==== Extracted data ====
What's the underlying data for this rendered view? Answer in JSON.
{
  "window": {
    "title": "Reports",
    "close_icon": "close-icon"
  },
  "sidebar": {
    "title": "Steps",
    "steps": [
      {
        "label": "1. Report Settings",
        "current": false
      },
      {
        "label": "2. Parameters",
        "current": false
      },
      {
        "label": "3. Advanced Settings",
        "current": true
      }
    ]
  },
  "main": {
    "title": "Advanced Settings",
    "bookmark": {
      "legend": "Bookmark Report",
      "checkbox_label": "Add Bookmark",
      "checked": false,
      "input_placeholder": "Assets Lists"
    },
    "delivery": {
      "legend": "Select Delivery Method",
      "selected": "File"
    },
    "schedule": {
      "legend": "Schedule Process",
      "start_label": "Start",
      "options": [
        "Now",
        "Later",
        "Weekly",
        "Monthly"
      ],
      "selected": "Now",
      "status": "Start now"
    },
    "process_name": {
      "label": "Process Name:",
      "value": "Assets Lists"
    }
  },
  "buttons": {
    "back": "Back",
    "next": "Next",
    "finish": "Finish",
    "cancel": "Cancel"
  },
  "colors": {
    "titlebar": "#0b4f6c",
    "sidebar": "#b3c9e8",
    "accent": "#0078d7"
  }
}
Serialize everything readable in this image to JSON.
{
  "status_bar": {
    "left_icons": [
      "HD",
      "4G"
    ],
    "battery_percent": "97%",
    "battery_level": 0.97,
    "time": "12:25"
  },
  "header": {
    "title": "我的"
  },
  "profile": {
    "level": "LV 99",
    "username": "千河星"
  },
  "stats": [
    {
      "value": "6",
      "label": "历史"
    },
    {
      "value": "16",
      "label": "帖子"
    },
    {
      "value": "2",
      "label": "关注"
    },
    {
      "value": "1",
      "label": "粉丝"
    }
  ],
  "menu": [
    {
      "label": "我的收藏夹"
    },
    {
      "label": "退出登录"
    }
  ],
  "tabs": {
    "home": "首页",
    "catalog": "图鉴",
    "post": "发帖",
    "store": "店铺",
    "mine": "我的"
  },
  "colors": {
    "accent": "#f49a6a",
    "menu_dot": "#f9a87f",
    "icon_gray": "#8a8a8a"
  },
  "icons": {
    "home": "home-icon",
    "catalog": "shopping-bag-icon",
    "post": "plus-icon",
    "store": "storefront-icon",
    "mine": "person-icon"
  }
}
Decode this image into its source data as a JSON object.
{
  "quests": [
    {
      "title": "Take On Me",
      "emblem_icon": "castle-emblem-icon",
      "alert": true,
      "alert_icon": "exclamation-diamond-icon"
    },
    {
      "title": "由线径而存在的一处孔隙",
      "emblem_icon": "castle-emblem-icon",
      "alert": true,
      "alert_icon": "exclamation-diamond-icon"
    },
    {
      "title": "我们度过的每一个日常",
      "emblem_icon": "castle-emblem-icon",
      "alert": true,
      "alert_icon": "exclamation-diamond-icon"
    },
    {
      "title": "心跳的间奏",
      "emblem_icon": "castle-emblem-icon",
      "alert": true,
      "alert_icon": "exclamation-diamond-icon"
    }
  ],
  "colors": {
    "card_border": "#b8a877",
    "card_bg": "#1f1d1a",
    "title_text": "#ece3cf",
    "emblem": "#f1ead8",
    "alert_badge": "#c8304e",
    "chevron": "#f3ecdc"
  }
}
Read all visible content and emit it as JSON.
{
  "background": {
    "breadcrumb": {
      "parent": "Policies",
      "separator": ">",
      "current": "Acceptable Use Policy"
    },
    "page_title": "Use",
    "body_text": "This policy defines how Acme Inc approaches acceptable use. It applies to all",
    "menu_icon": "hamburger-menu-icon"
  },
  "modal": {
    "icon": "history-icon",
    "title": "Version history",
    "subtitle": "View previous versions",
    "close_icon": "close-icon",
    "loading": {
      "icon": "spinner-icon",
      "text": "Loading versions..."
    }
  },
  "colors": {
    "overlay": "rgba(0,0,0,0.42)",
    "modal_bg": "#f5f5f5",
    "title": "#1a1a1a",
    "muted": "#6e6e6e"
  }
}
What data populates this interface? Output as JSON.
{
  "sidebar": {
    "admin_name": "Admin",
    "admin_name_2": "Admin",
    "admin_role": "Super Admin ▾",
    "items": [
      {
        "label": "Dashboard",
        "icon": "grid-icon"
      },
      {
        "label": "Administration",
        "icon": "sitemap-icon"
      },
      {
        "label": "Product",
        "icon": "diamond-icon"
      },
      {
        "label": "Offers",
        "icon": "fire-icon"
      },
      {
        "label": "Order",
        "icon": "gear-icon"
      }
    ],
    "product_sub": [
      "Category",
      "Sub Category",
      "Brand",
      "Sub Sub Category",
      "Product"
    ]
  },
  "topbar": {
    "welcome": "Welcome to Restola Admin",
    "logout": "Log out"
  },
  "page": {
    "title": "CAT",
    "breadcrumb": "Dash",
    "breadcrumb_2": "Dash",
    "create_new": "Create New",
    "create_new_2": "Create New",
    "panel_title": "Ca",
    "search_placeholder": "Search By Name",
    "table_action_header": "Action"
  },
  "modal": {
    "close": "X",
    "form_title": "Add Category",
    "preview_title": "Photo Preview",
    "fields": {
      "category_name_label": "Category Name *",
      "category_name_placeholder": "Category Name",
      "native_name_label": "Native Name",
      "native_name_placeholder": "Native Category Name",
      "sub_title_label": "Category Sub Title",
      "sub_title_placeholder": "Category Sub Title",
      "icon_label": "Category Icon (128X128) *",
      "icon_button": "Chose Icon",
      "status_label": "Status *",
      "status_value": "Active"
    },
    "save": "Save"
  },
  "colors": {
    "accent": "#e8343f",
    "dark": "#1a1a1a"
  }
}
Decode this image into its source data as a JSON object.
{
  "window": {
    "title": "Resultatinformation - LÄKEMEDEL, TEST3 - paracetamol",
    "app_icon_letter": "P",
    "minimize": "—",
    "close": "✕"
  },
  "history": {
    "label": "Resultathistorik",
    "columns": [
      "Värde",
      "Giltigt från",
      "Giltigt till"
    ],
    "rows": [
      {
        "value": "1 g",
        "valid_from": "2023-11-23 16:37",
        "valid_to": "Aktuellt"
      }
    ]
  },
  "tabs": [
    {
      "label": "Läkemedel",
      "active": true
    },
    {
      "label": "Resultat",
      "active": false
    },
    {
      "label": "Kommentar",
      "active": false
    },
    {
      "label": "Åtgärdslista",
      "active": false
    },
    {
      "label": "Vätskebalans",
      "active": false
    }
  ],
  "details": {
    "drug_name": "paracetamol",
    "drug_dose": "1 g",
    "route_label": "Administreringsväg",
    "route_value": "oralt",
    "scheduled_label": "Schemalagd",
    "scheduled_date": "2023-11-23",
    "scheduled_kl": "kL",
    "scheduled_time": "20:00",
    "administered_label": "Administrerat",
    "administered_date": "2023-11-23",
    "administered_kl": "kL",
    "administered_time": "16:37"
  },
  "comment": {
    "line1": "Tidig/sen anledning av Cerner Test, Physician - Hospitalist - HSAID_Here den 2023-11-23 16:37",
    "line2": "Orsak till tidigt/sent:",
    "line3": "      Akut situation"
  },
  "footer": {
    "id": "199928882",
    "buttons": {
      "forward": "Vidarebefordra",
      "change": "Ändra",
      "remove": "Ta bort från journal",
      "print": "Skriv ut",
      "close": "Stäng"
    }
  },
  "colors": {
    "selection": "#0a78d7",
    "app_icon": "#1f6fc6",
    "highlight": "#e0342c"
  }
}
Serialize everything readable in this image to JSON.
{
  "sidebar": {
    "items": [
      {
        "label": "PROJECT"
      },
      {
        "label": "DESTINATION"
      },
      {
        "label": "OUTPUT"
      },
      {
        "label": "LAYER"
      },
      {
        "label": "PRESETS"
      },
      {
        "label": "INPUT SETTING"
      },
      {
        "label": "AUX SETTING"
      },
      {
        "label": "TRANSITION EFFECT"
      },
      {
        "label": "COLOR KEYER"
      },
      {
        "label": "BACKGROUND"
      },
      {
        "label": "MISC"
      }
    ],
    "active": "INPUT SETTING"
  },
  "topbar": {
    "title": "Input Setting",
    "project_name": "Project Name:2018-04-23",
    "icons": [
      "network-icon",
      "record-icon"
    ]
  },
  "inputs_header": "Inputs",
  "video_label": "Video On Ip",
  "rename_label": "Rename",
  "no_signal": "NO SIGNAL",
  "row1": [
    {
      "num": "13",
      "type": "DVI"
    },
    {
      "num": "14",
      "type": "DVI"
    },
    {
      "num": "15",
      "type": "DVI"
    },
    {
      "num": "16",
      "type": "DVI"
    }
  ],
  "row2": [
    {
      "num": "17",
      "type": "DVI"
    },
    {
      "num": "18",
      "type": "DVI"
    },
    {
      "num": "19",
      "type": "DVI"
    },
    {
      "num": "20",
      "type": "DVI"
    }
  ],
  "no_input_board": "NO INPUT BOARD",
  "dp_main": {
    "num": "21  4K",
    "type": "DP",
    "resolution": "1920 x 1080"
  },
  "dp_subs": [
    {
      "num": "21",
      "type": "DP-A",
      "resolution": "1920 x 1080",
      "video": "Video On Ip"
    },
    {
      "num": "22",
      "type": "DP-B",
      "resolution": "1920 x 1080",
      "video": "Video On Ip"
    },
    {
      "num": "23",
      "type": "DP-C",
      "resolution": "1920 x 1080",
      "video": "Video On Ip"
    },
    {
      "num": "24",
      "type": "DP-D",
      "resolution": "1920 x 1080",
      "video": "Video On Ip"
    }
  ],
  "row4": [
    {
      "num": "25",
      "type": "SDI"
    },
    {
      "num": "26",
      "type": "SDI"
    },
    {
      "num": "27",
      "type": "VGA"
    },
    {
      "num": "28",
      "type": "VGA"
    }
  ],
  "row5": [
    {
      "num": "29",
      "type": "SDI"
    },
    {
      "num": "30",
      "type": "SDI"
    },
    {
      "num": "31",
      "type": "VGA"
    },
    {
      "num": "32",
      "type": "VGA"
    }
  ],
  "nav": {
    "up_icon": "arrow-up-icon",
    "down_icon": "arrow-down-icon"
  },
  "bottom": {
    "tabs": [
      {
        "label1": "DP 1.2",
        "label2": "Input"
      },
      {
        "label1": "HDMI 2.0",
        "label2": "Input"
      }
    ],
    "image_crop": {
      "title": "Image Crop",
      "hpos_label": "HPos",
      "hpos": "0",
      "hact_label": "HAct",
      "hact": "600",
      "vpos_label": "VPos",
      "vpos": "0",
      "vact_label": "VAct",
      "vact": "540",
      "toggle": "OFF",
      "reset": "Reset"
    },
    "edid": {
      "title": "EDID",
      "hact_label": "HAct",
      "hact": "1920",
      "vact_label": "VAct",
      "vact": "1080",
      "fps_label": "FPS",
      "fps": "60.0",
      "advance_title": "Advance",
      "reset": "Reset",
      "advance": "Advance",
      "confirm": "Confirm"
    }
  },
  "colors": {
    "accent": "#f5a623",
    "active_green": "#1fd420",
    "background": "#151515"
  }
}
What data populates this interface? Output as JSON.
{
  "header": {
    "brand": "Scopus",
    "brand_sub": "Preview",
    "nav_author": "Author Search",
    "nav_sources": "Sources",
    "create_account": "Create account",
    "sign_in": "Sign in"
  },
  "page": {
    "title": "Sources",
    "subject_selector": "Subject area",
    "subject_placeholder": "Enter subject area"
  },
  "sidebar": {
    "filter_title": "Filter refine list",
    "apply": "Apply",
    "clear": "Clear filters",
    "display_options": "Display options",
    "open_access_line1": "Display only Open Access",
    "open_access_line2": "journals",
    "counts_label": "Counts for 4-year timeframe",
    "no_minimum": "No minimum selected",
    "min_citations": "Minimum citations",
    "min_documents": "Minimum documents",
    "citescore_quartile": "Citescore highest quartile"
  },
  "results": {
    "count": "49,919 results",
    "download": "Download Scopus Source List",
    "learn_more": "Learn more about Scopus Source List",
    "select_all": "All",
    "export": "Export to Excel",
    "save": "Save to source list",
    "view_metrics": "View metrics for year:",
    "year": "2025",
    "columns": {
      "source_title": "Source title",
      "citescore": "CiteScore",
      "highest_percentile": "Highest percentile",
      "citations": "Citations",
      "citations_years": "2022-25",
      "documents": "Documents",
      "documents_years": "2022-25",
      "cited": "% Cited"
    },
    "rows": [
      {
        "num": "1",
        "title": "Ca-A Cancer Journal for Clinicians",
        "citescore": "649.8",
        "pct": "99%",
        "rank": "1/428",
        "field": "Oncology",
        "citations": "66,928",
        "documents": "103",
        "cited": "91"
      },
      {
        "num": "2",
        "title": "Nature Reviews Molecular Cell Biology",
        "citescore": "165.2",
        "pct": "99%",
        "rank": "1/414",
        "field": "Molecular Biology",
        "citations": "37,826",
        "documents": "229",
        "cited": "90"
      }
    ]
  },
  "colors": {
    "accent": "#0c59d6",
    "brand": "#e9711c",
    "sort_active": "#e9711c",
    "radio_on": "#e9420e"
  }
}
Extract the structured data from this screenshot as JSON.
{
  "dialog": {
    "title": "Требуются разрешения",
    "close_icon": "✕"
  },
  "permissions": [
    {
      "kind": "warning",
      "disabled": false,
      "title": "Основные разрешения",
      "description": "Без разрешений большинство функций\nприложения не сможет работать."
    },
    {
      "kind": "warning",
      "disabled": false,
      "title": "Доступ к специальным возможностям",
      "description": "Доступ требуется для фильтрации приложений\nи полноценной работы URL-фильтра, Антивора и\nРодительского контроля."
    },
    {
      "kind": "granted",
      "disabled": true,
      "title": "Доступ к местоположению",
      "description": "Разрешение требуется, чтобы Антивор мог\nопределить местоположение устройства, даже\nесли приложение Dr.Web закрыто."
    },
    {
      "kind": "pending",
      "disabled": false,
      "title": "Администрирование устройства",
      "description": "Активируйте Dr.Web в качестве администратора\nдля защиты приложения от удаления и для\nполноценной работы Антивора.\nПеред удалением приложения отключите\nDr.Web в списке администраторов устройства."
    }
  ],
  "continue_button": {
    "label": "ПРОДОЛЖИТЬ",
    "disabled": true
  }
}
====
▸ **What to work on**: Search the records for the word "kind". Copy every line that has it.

▸ **Result of this exercise**:
      "kind": "warning",
      "kind": "warning",
      "kind": "granted",
      "kind": "pending",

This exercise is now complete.